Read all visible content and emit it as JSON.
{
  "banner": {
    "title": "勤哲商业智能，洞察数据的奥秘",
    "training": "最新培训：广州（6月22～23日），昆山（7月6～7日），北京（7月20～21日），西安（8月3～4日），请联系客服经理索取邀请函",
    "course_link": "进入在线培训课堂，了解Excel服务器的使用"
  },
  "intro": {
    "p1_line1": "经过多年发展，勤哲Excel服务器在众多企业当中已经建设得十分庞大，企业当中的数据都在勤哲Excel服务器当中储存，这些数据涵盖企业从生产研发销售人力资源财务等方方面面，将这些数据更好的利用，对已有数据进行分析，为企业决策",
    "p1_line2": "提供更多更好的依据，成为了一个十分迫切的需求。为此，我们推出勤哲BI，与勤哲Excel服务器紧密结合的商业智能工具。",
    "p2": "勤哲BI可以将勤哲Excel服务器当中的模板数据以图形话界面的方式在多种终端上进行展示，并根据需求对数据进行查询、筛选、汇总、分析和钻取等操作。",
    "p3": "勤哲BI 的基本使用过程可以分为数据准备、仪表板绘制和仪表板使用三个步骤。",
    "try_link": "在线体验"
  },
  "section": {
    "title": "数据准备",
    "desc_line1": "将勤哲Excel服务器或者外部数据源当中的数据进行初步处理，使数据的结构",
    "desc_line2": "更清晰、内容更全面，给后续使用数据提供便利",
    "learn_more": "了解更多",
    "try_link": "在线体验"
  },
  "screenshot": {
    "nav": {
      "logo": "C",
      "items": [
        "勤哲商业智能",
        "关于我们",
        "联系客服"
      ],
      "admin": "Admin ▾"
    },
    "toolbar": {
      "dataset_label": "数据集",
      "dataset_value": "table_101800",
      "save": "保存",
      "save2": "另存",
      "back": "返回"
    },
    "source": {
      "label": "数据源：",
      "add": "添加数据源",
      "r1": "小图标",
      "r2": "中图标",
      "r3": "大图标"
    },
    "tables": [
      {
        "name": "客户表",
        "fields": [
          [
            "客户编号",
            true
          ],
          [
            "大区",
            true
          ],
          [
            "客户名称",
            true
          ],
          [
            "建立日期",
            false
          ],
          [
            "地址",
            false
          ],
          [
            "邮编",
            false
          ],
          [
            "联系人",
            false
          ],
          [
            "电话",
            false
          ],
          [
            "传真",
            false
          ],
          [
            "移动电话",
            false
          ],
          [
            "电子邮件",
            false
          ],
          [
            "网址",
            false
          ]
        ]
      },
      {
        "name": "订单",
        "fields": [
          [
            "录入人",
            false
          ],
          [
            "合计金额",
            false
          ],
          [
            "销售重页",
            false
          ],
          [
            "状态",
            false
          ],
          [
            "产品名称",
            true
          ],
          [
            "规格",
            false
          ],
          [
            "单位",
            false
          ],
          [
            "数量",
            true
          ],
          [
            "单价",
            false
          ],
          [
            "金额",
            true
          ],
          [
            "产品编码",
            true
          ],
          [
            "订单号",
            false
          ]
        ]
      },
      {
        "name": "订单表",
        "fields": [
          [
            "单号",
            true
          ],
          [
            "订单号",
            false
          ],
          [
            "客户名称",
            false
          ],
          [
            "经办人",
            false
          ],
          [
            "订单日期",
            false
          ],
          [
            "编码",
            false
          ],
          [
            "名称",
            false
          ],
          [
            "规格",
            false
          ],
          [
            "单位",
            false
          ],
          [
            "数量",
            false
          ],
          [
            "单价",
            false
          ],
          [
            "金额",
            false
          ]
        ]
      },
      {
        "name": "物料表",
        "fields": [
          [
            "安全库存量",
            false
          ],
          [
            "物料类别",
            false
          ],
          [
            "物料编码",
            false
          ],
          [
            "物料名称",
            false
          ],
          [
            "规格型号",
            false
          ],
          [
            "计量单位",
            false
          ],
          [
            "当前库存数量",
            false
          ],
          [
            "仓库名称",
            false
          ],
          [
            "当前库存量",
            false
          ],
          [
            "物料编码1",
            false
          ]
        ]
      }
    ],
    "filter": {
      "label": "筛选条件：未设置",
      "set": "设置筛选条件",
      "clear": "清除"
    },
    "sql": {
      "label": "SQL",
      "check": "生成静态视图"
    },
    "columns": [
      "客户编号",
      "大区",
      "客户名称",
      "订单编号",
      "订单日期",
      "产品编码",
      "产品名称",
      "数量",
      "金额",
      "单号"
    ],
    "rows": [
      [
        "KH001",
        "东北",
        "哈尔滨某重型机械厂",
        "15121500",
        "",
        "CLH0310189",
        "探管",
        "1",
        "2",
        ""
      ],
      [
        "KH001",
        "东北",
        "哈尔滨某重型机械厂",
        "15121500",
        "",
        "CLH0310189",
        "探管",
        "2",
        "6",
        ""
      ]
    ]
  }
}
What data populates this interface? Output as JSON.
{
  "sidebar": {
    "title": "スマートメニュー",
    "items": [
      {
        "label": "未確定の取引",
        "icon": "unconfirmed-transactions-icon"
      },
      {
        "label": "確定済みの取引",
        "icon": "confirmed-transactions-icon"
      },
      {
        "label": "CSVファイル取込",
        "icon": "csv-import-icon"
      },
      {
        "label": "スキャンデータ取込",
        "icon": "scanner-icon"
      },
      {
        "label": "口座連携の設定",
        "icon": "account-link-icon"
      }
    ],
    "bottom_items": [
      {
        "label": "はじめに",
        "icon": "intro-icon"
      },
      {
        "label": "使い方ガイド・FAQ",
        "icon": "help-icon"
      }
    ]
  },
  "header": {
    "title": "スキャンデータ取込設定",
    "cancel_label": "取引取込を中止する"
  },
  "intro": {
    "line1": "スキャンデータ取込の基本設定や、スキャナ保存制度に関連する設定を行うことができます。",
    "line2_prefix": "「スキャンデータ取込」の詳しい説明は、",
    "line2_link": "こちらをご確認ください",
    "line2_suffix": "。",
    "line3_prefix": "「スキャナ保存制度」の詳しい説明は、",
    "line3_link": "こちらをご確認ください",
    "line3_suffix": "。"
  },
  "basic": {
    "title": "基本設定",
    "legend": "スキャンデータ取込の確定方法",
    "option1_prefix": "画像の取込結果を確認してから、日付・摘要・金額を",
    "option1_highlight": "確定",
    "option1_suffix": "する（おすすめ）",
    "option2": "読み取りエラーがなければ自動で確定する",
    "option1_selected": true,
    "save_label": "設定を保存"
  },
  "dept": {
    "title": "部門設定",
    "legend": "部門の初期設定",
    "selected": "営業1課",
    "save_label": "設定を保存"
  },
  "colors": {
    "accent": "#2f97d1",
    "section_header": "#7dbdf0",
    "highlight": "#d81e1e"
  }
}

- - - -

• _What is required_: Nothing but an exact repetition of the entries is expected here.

• _Final answer_:
Read all visible content and emit it as JSON.
{
  "banner": {
    "title": "勤哲商业智能，洞察数据的奥秘",
    "training": "最新培训：广州（6月22～23日），昆山（7月6～7日），北京（7月20～21日），西安（8月3～4日），请联系客服经理索取邀请函",
    "course_link": "进入在线培训课堂，了解Excel服务器的使用"
  },
  "intro": {
    "p1_line1": "经过多年发展，勤哲Excel服务器在众多企业当中已经建设得十分庞大，企业当中的数据都在勤哲Excel服务器当中储存，这些数据涵盖企业从生产研发销售人力资源财务等方方面面，将这些数据更好的利用，对已有数据进行分析，为企业决策",
    "p1_line2": "提供更多更好的依据，成为了一个十分迫切的需求。为此，我们推出勤哲BI，与勤哲Excel服务器紧密结合的商业智能工具。",
    "p2": "勤哲BI可以将勤哲Excel服务器当中的模板数据以图形话界面的方式在多种终端上进行展示，并根据需求对数据进行查询、筛选、汇总、分析和钻取等操作。",
    "p3": "勤哲BI 的基本使用过程可以分为数据准备、仪表板绘制和仪表板使用三个步骤。",
    "try_link": "在线体验"
  },
  "section": {
    "title": "数据准备",
    "desc_line1": "将勤哲Excel服务器或者外部数据源当中的数据进行初步处理，使数据的结构",
    "desc_line2": "更清晰、内容更全面，给后续使用数据提供便利",
    "learn_more": "了解更多",
    "try_link": "在线体验"
  },
  "screenshot": {
    "nav": {
      "logo": "C",
      "items": [
        "勤哲商业智能",
        "关于我们",
        "联系客服"
      ],
      "admin": "Admin ▾"
    },
    "toolbar": {
      "dataset_label": "数据集",
      "dataset_value": "table_101800",
      "save": "保存",
      "save2": "另存",
      "back": "返回"
    },
    "source": {
      "label": "数据源：",
      "add": "添加数据源",
      "r1": "小图标",
      "r2": "中图标",
      "r3": "大图标"
    },
    "tables": [
      {
        "name": "客户表",
        "fields": [
          [
            "客户编号",
            true
          ],
          [
            "大区",
            true
          ],
          [
            "客户名称",
            true
          ],
          [
            "建立日期",
            false
          ],
          [
            "地址",
            false
          ],
          [
            "邮编",
            false
          ],
          [
            "联系人",
            false
          ],
          [
            "电话",
            false
          ],
          [
            "传真",
            false
          ],
          [
            "移动电话",
            false
          ],
          [
            "电子邮件",
            false
          ],
          [
            "网址",
            false
          ]
        ]
      },
      {
        "name": "订单",
        "fields": [
          [
            "录入人",
            false
          ],
          [
            "合计金额",
            false
          ],
          [
            "销售重页",
            false
          ],
          [
            "状态",
            false
          ],
          [
            "产品名称",
            true
          ],
          [
            "规格",
            false
          ],
          [
            "单位",
            false
          ],
          [
            "数量",
            true
          ],
          [
            "单价",
            false
          ],
          [
            "金额",
            true
          ],
          [
            "产品编码",
            true
          ],
          [
            "订单号",
            false
          ]
        ]
      },
      {
        "name": "订单表",
        "fields": [
          [
            "单号",
            true
          ],
          [
            "订单号",
            false
          ],
          [
            "客户名称",
            false
          ],
          [
            "经办人",
            false
          ],
          [
            "订单日期",
            false
          ],
          [
            "编码",
            false
          ],
          [
            "名称",
            false
          ],
          [
            "规格",
            false
          ],
          [
            "单位",
            false
          ],
          [
            "数量",
            false
          ],
          [
            "单价",
            false
          ],
          [
            "金额",
            false
          ]
        ]
      },
      {
        "name": "物料表",
        "fields": [
          [
            "安全库存量",
            false
          ],
          [
            "物料类别",
            false
          ],
          [
            "物料编码",
            false
          ],
          [
            "物料名称",
            false
          ],
          [
            "规格型号",
            false
          ],
          [
            "计量单位",
            false
          ],
          [
            "当前库存数量",
            false
          ],
          [
            "仓库名称",
            false
          ],
          [
            "当前库存量",
            false
          ],
          [
            "物料编码1",
            false
          ]
        ]
      }
    ],
    "filter": {
      "label": "筛选条件：未设置",
      "set": "设置筛选条件",
      "clear": "清除"
    },
    "sql": {
      "label": "SQL",
      "check": "生成静态视图"
    },
    "columns": [
      "客户编号",
      "大区",
      "客户名称",
      "订单编号",
      "订单日期",
      "产品编码",
      "产品名称",
      "数量",
      "金额",
      "单号"
    ],
    "rows": [
      [
        "KH001",
        "东北",
        "哈尔滨某重型机械厂",
        "15121500",
        "",
        "CLH0310189",
        "探管",
        "1",
        "2",
        ""
      ],
      [
        "KH001",
        "东北",
        "哈尔滨某重型机械厂",
        "15121500",
        "",
        "CLH0310189",
        "探管",
        "2",
        "6",
        ""
      ]
    ]
  }
}
What data populates this interface? Output as JSON.
{
  "sidebar": {
    "title": "スマートメニュー",
    "items": [
      {
        "label": "未確定の取引",
        "icon": "unconfirmed-transactions-icon"
      },
      {
        "label": "確定済みの取引",
        "icon": "confirmed-transactions-icon"
      },
      {
        "label": "CSVファイル取込",
        "icon": "csv-import-icon"
      },
      {
        "label": "スキャンデータ取込",
        "icon": "scanner-icon"
      },
      {
        "label": "口座連携の設定",
        "icon": "account-link-icon"
      }
    ],
    "bottom_items": [
      {
        "label": "はじめに",
        "icon": "intro-icon"
      },
      {
        "label": "使い方ガイド・FAQ",
        "icon": "help-icon"
      }
    ]
  },
  "header": {
    "title": "スキャンデータ取込設定",
    "cancel_label": "取引取込を中止する"
  },
  "intro": {
    "line1": "スキャンデータ取込の基本設定や、スキャナ保存制度に関連する設定を行うことができます。",
    "line2_prefix": "「スキャンデータ取込」の詳しい説明は、",
    "line2_link": "こちらをご確認ください",
    "line2_suffix": "。",
    "line3_prefix": "「スキャナ保存制度」の詳しい説明は、",
    "line3_link": "こちらをご確認ください",
    "line3_suffix": "。"
  },
  "basic": {
    "title": "基本設定",
    "legend": "スキャンデータ取込の確定方法",
    "option1_prefix": "画像の取込結果を確認してから、日付・摘要・金額を",
    "option1_highlight": "確定",
    "option1_suffix": "する（おすすめ）",
    "option2": "読み取りエラーがなければ自動で確定する",
    "option1_selected": true,
    "save_label": "設定を保存"
  },
  "dept": {
    "title": "部門設定",
    "legend": "部門の初期設定",
    "selected": "営業1課",
    "save_label": "設定を保存"
  },
  "colors": {
    "accent": "#2f97d1",
    "section_header": "#7dbdf0",
    "highlight": "#d81e1e"
  }
}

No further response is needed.